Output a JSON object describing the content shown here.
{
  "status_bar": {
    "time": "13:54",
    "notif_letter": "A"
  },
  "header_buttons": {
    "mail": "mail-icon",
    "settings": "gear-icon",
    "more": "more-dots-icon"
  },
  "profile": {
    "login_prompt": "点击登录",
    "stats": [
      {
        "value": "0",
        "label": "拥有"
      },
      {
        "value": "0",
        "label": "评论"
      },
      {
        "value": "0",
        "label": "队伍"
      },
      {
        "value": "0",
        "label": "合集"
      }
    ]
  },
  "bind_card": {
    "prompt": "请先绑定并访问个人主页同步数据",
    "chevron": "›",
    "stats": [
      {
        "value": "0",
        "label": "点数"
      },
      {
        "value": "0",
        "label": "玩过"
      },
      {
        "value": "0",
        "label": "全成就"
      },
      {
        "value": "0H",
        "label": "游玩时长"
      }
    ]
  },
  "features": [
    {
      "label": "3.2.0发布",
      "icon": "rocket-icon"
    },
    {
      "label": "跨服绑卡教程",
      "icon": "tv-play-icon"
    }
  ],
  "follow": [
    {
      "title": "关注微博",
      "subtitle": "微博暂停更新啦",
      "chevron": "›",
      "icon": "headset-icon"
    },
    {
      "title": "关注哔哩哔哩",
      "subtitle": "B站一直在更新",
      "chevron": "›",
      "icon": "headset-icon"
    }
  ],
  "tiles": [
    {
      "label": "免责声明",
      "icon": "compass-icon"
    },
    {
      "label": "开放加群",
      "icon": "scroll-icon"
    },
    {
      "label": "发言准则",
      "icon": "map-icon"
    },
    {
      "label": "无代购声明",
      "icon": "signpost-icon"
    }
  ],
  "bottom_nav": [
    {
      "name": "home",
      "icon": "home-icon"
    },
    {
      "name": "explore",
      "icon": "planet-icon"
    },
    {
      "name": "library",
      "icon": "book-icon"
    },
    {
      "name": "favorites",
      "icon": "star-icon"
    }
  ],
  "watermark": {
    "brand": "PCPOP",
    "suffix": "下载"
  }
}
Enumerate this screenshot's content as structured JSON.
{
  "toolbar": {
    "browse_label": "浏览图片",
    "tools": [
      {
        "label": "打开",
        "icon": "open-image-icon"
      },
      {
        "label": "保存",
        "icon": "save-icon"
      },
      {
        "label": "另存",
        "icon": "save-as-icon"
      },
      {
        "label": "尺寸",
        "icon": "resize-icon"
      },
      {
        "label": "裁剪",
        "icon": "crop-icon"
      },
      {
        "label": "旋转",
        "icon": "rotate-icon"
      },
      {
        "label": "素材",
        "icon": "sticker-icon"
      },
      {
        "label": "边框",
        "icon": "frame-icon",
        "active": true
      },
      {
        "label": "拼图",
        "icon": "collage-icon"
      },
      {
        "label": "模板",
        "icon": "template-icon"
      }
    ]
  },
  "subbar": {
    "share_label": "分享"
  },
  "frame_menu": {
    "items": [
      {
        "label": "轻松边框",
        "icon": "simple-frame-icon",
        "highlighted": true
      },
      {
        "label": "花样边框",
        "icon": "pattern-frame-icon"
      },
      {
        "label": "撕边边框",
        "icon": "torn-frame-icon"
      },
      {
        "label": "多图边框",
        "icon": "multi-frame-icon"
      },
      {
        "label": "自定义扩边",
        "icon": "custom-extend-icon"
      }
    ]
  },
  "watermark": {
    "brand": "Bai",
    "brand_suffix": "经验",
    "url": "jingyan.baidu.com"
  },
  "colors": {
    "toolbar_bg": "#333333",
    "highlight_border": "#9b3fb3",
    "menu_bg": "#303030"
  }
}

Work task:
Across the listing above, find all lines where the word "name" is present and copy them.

Result:
      "name": "home",
      "name": "explore",
      "name": "library",
      "name": "favorites",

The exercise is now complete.